A while back (December 2013 to be exact) the British Library released a million free images onto their Flickr page… a million! For free!
These images are taken from the pages of 17th, 18th and 19th century books, were digitised by Microsoft who gifted the scanned images to the British Library, who in turn released the images into the Public Domain with the rights to use, remix and repurpose however users wanted. Which was pretty nice of them.
Some illustrations are beautiful, some downright bizarre but there’s also a whole selection of old maps too. I’ve had a hunt through and picked out some of my favourite images, particularly from their album of Children’s Book Illustrations.
If you take a liking to any of these pics just click on each to access it in its biggest format or explore the other million illustrations to discover your own hidden gems!
Image taken from page 118 of ‘When Life is Young: a collection of verse for boys and girls’ by Mary Elizabeth Dodge, 1894
Images taken from pages 62 (left) and 18 (right) of ‘Red Apple and Silver Bells. A book of verse for children … Illustrated by A. B. Woodward’ 1897. It’s striking how much that left hand image of white horses charging in atop wild waves reminds me of the infamous Guinness advert.

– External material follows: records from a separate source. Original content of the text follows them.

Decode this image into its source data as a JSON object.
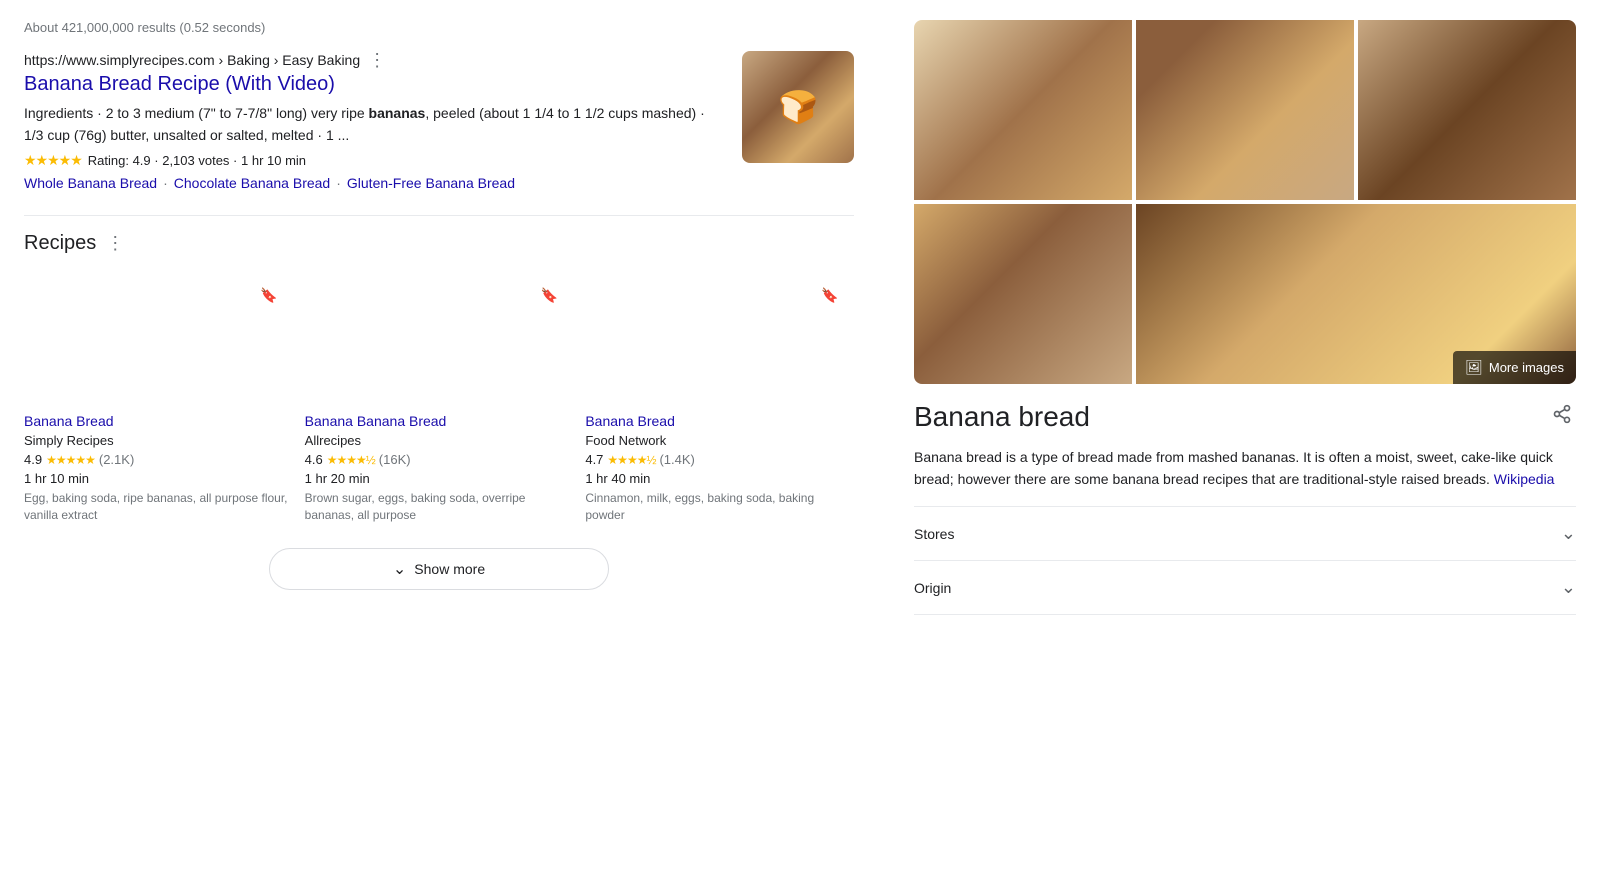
{
  "results_count": "About 421,000,000 results (0.52 seconds)",
  "main_result": {
    "url": "https://www.simplyrecipes.com",
    "breadcrumb": "Baking › Easy Baking",
    "title": "Banana Bread Recipe (With Video)",
    "snippet_parts": [
      "Ingredients · 2 to 3 medium (7\" to 7-7/8\" long) very ripe ",
      "bananas",
      ", peeled (about 1 1/4 to 1 1/2 cups mashed) · 1/3 cup (76g) butter, unsalted or salted, melted · 1 ..."
    ],
    "rating_value": "4.9",
    "rating_votes": "2,103 votes",
    "rating_time": "1 hr 10 min",
    "links": [
      {
        "text": "Whole Banana Bread",
        "label": "whole-banana-bread-link"
      },
      {
        "text": "Chocolate Banana Bread",
        "label": "chocolate-banana-bread-link"
      },
      {
        "text": "Gluten-Free Banana Bread",
        "label": "gluten-free-banana-bread-link"
      }
    ]
  },
  "recipes_section": {
    "title": "Recipes",
    "cards": [
      {
        "name": "Banana Bread",
        "source": "Simply Recipes",
        "rating": "4.9",
        "votes": "(2.1K)",
        "time": "1 hr 10 min",
        "ingredients": "Egg, baking soda, ripe bananas, all purpose flour, vanilla extract",
        "img_class": "recipe-img-1",
        "label": "recipe-card-1"
      },
      {
        "name": "Banana Banana Bread",
        "source": "Allrecipes",
        "rating": "4.6",
        "votes": "(16K)",
        "time": "1 hr 20 min",
        "ingredients": "Brown sugar, eggs, baking soda, overripe bananas, all purpose",
        "img_class": "recipe-img-2",
        "label": "recipe-card-2"
      },
      {
        "name": "Banana Bread",
        "source": "Food Network",
        "rating": "4.7",
        "votes": "(1.4K)",
        "time": "1 hr 40 min",
        "ingredients": "Cinnamon, milk, eggs, baking soda, baking powder",
        "img_class": "recipe-img-3",
        "label": "recipe-card-3"
      }
    ]
  },
  "show_more": "Show more",
  "sidebar": {
    "entity_title": "Banana bread",
    "description_text": "Banana bread is a type of bread made from mashed bananas. It is often a moist, sweet, cake-like quick bread; however there are some banana bread recipes that are traditional-style raised breads.",
    "wikipedia_label": "Wikipedia",
    "more_images_text": "More images",
    "accordion_items": [
      {
        "label": "Stores"
      },
      {
        "label": "Origin"
      }
    ]
  }
}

Image taken from page 187 of ‘When Life is Young: a collection of verse for boys and girls’ by Mary Elizabeth Dodge, 1894
Image taken from page 63 of ‘Verses for Grannie. Suggested by the children … Illustrated by D. A. H. Drew’ 1899
Image taken from page 206 of ‘The Bab Ballads, with which are included Songs of a Savoyard … With 350 illustrations by the author’ by W. S. Gilbert, 1898
I couldn’t resist this fantastic caricature of some Scots from the Bab Ballads. 118 years since this was published and yet on most days you’ll still find a Scotsman wearing a kilt and playing the bagpipes somewhere along Edinburgh’s Royal Mile or Princes Street. Or, as was the case on my walk home this Friday, jamming on the bagpipes while accompanied by a percussionist on a full drum kit.
All in a kilt, naturally.